While noting that it understands the DOL’s need to understand where a compliance problem occurred and the measures taken to prevent it from recurring, the ARA recommends that “Appendix F” materials not be subject to a penalty of perjury statement in order to avoid a “chilling effect” that such a statement could have on utilization of the SCC.

“We are concerned that such a requirement would deter fiduciaries or others who might otherwise seek to take advantage of the SCC from doing so,” the ARA states. The letter further explains that in the day-to-day operation of plans, there may be breakdowns in contribution remission processes which are caused by multiple factors that could involve the plan sponsor, payroll provider, third party administrator, record keeper, trustee or others.

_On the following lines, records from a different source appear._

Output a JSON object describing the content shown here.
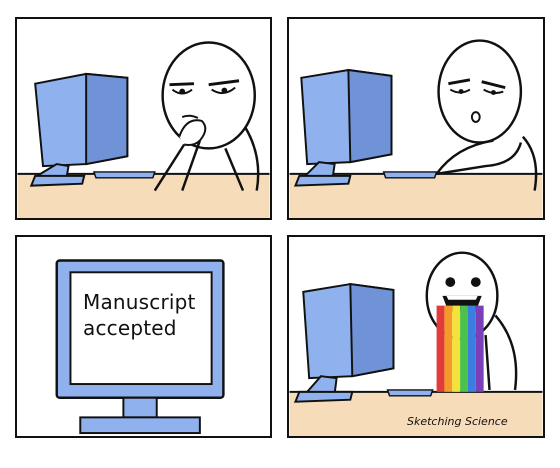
{
  "panels": [
    {
      "id": "top-left",
      "scene": "thinking-at-computer",
      "emotion": "skeptical"
    },
    {
      "id": "top-right",
      "scene": "typing-at-computer",
      "emotion": "suspicious"
    },
    {
      "id": "bottom-left",
      "scene": "monitor-closeup",
      "screen_text": {
        "line1": "Manuscript",
        "line2": "accepted"
      }
    },
    {
      "id": "bottom-right",
      "scene": "rainbow-vomit",
      "emotion": "ecstatic"
    }
  ],
  "signature": "Sketching Science",
  "colors": {
    "monitor": "#8fb1ee",
    "monitor_dark": "#6f93d6",
    "desk": "#f7dcb9",
    "outline": "#111111",
    "rainbow": [
      "#e23b3b",
      "#f39a28",
      "#f4e23a",
      "#4cc24a",
      "#3a7fe0",
      "#7b3fb8"
    ]
  }
}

Small Plan Criteria


The DOL also specifically seeks comments regarding whether the SCC should incorporate additional protections for pension plans that are classified as small based on their participant population, such as limiting the participation of small plans to only those whose plan sponsors comply with the safe harbor standard in 29 CFR 2510.3–102(a)(2) for the timely handling of participant contributions.

In this case, the ARA strongly disagrees that any additional requirements should be imposed upon the fiduciaries of small plans. “Such additional requirements may have a chilling effect on use of the SCC by small plan fiduciaries, which does not support the objectives of the Department or the industry,” the ARA notes.

Additional recommendations by the ARA include the following:

  • The VFCP could be better coordinated with the IRS’ Employee Plans Compliance Resolution System (EPCRS).
  • The DOL should expand the online calculator under the VFCP to include excise tax amounts, coordinating with the Treasury Department and IRS as necessary.
  • The DOL should amend the VFCP to provide that participant loan failures self-corrected under EPCRS be considered to meet the requirements of VFCP.

As a reminder, the existing program and exemption will remain available until the DOL publishes final revisions taking into account the latest stakeholder comment period, which closed April 17th.


[1] Section 305 of SECURE 2.0 expands the IRS’ EPCRS to allow more types of errors to be self-corrected, including certain violations related to participant loans.